By Christopher Kozak, Jodi Brignola, Genevieve Casagrande, and Jared Ferris
Key Takeaway: Russia continues to use its air campaign in Syria to bolster the position of Syrian President Bashar al-Assad despite an ongoing political process to end the Syrian Civil War. Russian warplanes concentrated airstrikes against rebel positions southwest of Aleppo City from December 18 to December 21, enabling pro-regime forces to seize the keytown of Khan Touman and several nearby villages on December 20. Russian airstrikes later shifted to target rebel forces along the strategic M5 Highway to Aleppo City in likely preparation for future offensive operations. Russia also continued to indiscriminately target rebel-held terrain throughout Northwestern Syria and Damascus in an effort to bolster ongoing regime offensives and weaken the resolve of the opposition. Russia conducted only a limited number of airstrikes against ISIS targets in Aleppo and Homs Provinces over the reporting period.
Russia remains willing to conduct its air campaign in Syria without regard to civilian casualties or international law. Russian warplanes targeted residential neighborhoods in rebel-held Idlib City on December 20, killing or wounding over two hundred civilians. The heavy bombardment sparked renewed clashes near the besieged pro-regime enclaves of Fu’ah and Kefraya northeast of Idlib City, threatening to overturn a UN-sponsored local ceasefire that also includes the besieged rebel-held town of Zabadani near Damascus. Russia also targeted a relief organization and food distribution center in the besieged Eastern Ghouta suburbs of Damascus on December 20, demonstrating calculated intent to target critical civilian infrastructure as a tactic of war.

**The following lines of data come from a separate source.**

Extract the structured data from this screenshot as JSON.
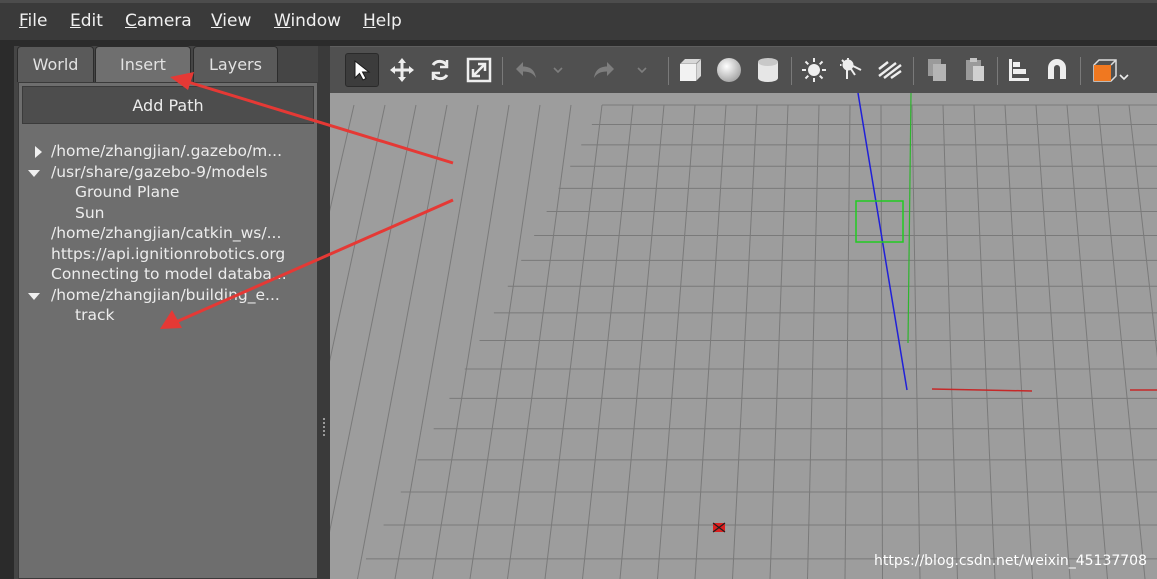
{
  "menu": {
    "file": {
      "first": "F",
      "rest": "ile"
    },
    "edit": {
      "first": "E",
      "rest": "dit"
    },
    "camera": {
      "first": "C",
      "rest": "amera"
    },
    "view": {
      "first": "V",
      "rest": "iew"
    },
    "window": {
      "first": "W",
      "rest": "indow"
    },
    "help": {
      "first": "H",
      "rest": "elp"
    }
  },
  "tabs": {
    "world": "World",
    "insert": "Insert",
    "layers": "Layers",
    "active": "Insert"
  },
  "insert_panel": {
    "add_path_label": "Add Path",
    "tree": [
      {
        "label": "/home/zhangjian/.gazebo/m...",
        "expander": "collapsed",
        "indent": 0
      },
      {
        "label": "/usr/share/gazebo-9/models",
        "expander": "expanded",
        "indent": 0
      },
      {
        "label": "Ground Plane",
        "expander": "none",
        "indent": 1
      },
      {
        "label": "Sun",
        "expander": "none",
        "indent": 1
      },
      {
        "label": "/home/zhangjian/catkin_ws/...",
        "expander": "none",
        "indent": 0
      },
      {
        "label": "https://api.ignitionrobotics.org",
        "expander": "none",
        "indent": 0
      },
      {
        "label": "Connecting to model databa...",
        "expander": "none",
        "indent": 0
      },
      {
        "label": "/home/zhangjian/building_e...",
        "expander": "expanded",
        "indent": 0
      },
      {
        "label": "track",
        "expander": "none",
        "indent": 1
      }
    ]
  },
  "toolbar": {
    "tools": [
      "select-arrow-icon",
      "translate-icon",
      "rotate-icon",
      "scale-icon",
      "undo-icon",
      "undo-dropdown-icon",
      "redo-icon",
      "redo-dropdown-icon",
      "box-icon",
      "sphere-icon",
      "cylinder-icon",
      "point-light-icon",
      "spot-light-icon",
      "directional-light-icon",
      "copy-icon",
      "paste-icon",
      "align-icon",
      "snap-icon",
      "view-angle-icon"
    ],
    "selected": "select-arrow-icon",
    "accent_color": "#f07820"
  },
  "viewport": {
    "background_color": "#9d9d9d",
    "grid_color": "#7a7a7a",
    "x_axis_color": "#c62828",
    "y_axis_color": "#2db52d",
    "z_axis_color": "#2020d8"
  },
  "annotation_color": "#e53935",
  "watermark": "https://blog.csdn.net/weixin_45137708"
}
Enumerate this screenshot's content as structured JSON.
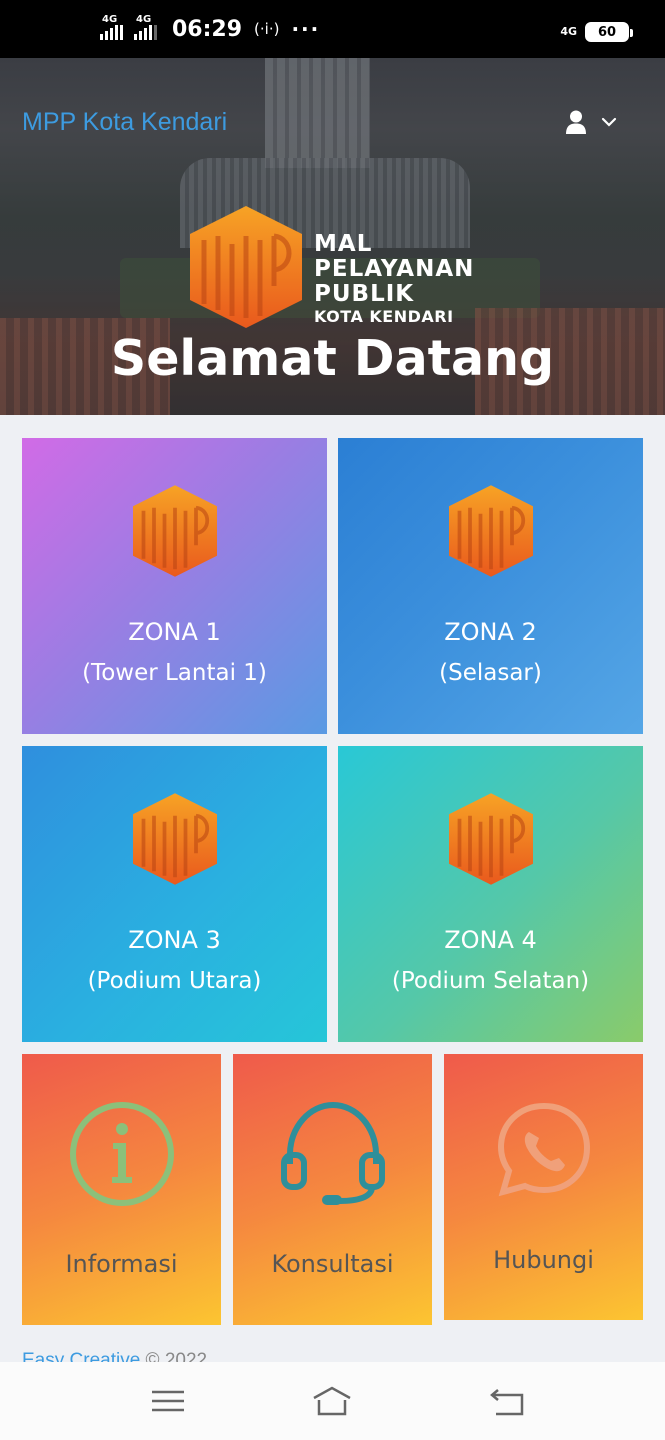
{
  "status_bar": {
    "sim1": "4G",
    "sim2": "4G",
    "time": "06:29",
    "hotspot": "(·i·)",
    "more": "···",
    "network_right": "4G",
    "battery": "60"
  },
  "header": {
    "brand": "MPP Kota Kendari",
    "user_icon": "user-icon",
    "dropdown_icon": "chevron-down-icon"
  },
  "hero": {
    "logo_line1": "MAL",
    "logo_line2": "PELAYANAN",
    "logo_line3": "PUBLIK",
    "logo_line4": "KOTA KENDARI",
    "welcome": "Selamat Datang",
    "logo_color_top": "#f5a623",
    "logo_color_bottom": "#e8571e"
  },
  "zones": [
    {
      "title": "ZONA 1",
      "subtitle": "(Tower Lantai 1)"
    },
    {
      "title": "ZONA 2",
      "subtitle": "(Selasar)"
    },
    {
      "title": "ZONA 3",
      "subtitle": "(Podium Utara)"
    },
    {
      "title": "ZONA 4",
      "subtitle": "(Podium Selatan)"
    }
  ],
  "actions": [
    {
      "label": "Informasi",
      "icon": "info-icon",
      "color": "#8cc07a"
    },
    {
      "label": "Konsultasi",
      "icon": "headset-icon",
      "color": "#2f8f9a"
    },
    {
      "label": "Hubungi",
      "icon": "whatsapp-icon",
      "color": "#f0a07a"
    }
  ],
  "footer": {
    "link": "Easy Creative",
    "text": " © 2022"
  },
  "nav": {
    "menu_icon": "menu-icon",
    "home_icon": "home-icon",
    "back_icon": "back-icon"
  }
}
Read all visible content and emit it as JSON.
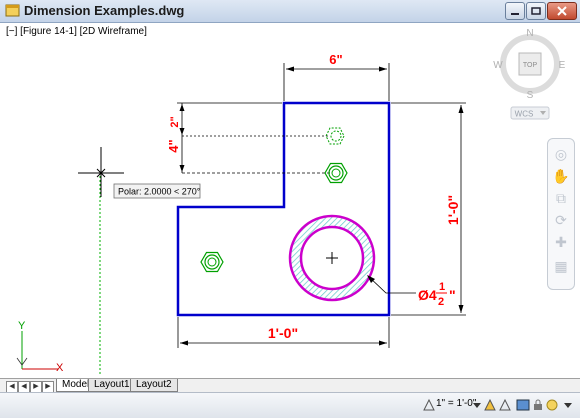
{
  "window": {
    "title": "Dimension Examples.dwg"
  },
  "viewport": {
    "label": "[−] [Figure 14-1] [2D Wireframe]"
  },
  "viewcube": {
    "north": "N",
    "south": "S",
    "east": "E",
    "west": "W",
    "face": "TOP",
    "wcs": "WCS"
  },
  "drawing": {
    "dim_top": "6\"",
    "dim_left_big": "4\"",
    "dim_left_small": "2\"",
    "dim_right": "1'-0\"",
    "dim_bottom": "1'-0\"",
    "dia_prefix": "Ø4",
    "dia_num": "1",
    "dia_den": "2",
    "dia_suffix": "\""
  },
  "tooltip": {
    "text": "Polar: 2.0000 < 270°"
  },
  "ucs": {
    "x_label": "X",
    "y_label": "Y"
  },
  "tabs": [
    "Model",
    "Layout1",
    "Layout2"
  ],
  "status": {
    "scale": "1\" = 1'-0\""
  },
  "colors": {
    "outline": "#0000cc",
    "dimension": "#ff0000",
    "hole": "#cc00cc",
    "hex": "#00a000"
  }
}
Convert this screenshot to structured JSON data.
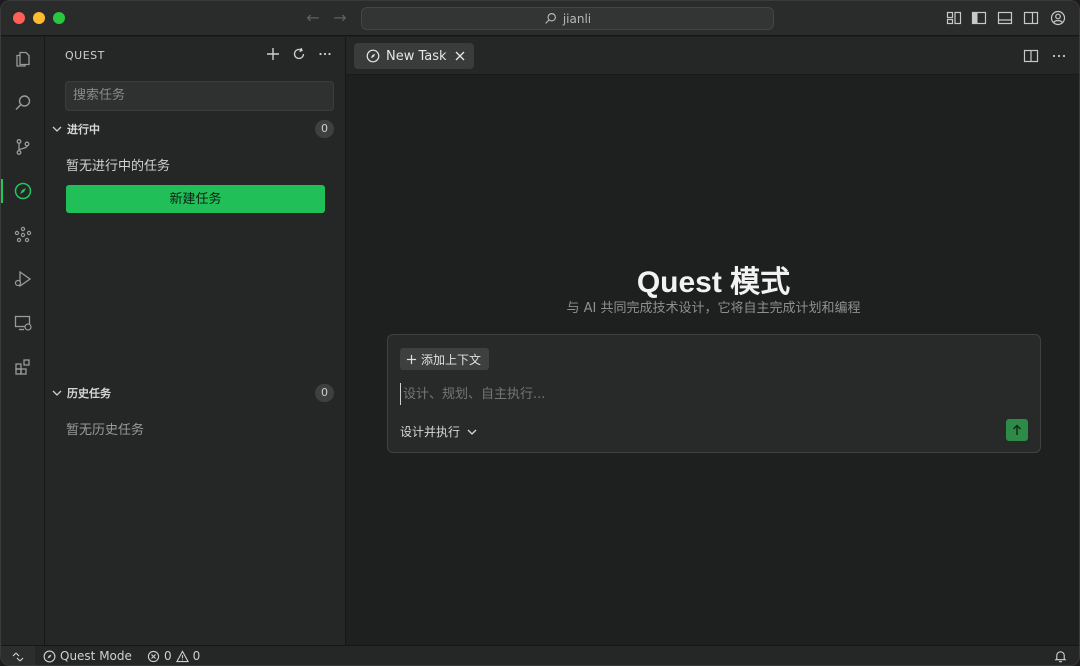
{
  "window": {
    "search_text": "jianli"
  },
  "sidebar": {
    "title": "QUEST",
    "search_placeholder": "搜索任务",
    "in_progress": {
      "label": "进行中",
      "count": "0",
      "empty_text": "暂无进行中的任务",
      "new_button": "新建任务"
    },
    "history": {
      "label": "历史任务",
      "count": "0",
      "empty_text": "暂无历史任务"
    }
  },
  "editor": {
    "tab_label": "New Task",
    "hero_title": "Quest 模式",
    "hero_subtitle": "与 AI 共同完成技术设计，它将自主完成计划和编程",
    "composer": {
      "context_button": "添加上下文",
      "placeholder": "设计、规划、自主执行...",
      "mode_label": "设计并执行"
    }
  },
  "statusbar": {
    "mode": "Quest Mode",
    "errors": "0",
    "warnings": "0"
  },
  "colors": {
    "accent": "#21bf57",
    "send": "#2e8a47"
  }
}
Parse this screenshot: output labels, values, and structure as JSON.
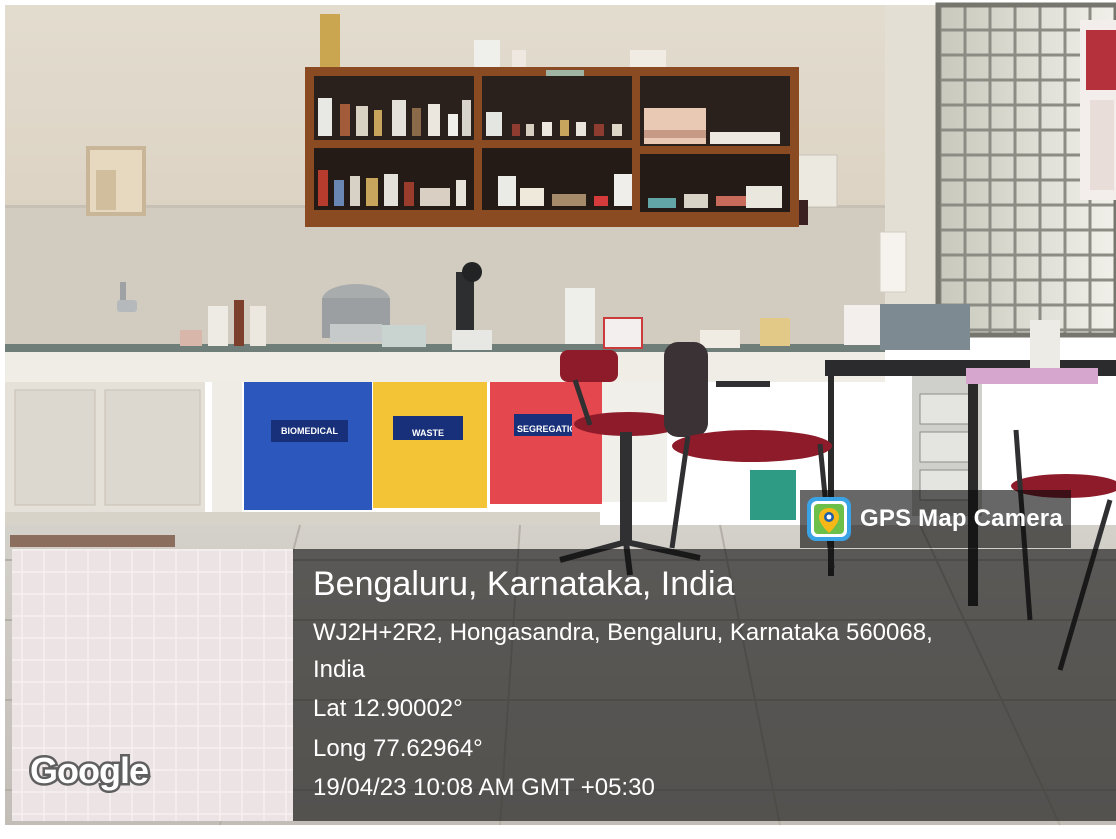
{
  "photo": {
    "cabinet_labels": [
      "BIOMEDICAL",
      "WASTE",
      "SEGREGATION"
    ],
    "colors": {
      "blue_cabinet": "#2c58bd",
      "yellow_cabinet": "#f2c436",
      "red_cabinet": "#e4484e",
      "chair_red": "#8e1b2a",
      "wall": "#e9e1d5",
      "shelf_wood": "#8a4b22"
    }
  },
  "overlay": {
    "app_badge": "GPS Map Camera",
    "app_icon": "gps-map-camera-icon",
    "map_logo": "Google",
    "location_title": "Bengaluru, Karnataka, India",
    "address_line1": "WJ2H+2R2, Hongasandra, Bengaluru, Karnataka 560068,",
    "address_line2": "India",
    "latitude": "Lat 12.90002°",
    "longitude": "Long 77.62964°",
    "datetime": "19/04/23 10:08 AM GMT +05:30"
  }
}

Meanwhile, Russia reportedly began dropping PFM-1 ‘Green Parrot’ cluster mines in Syria in a new demonstration of disregard for international norms. ‘Green Parrot’ mines generated high levels of child casualties during the Soviet War in Afghanistan due to their bright colors and harmless ‘toy-like’ appearance. Nonetheless, Russian President Vladimir Putin insisted that Russia could use even more of its military capabilities if necessary in order to achieve its goals in Syria.
The following graphic depicts ISW’s assessment of Russian airstrike and cruise missile locations based on reports from local Syrian activist networks, Syrian state-run media, and statements by Russian and Western officials. This map represents locations targeted by Russia’s air campaign, rather than the number of individual strikes or sorties.
High-Confidence reporting. ISW places high confidence in reports corroborated both by official government statements reported through credible channels and documentation from rebel factions or activist networks on the ground in Syria deemed to be credible.
Low-Confidence reporting. ISW places low confidence in secondary sources that have not been confirmed or sources deemed likely to contain disinformation.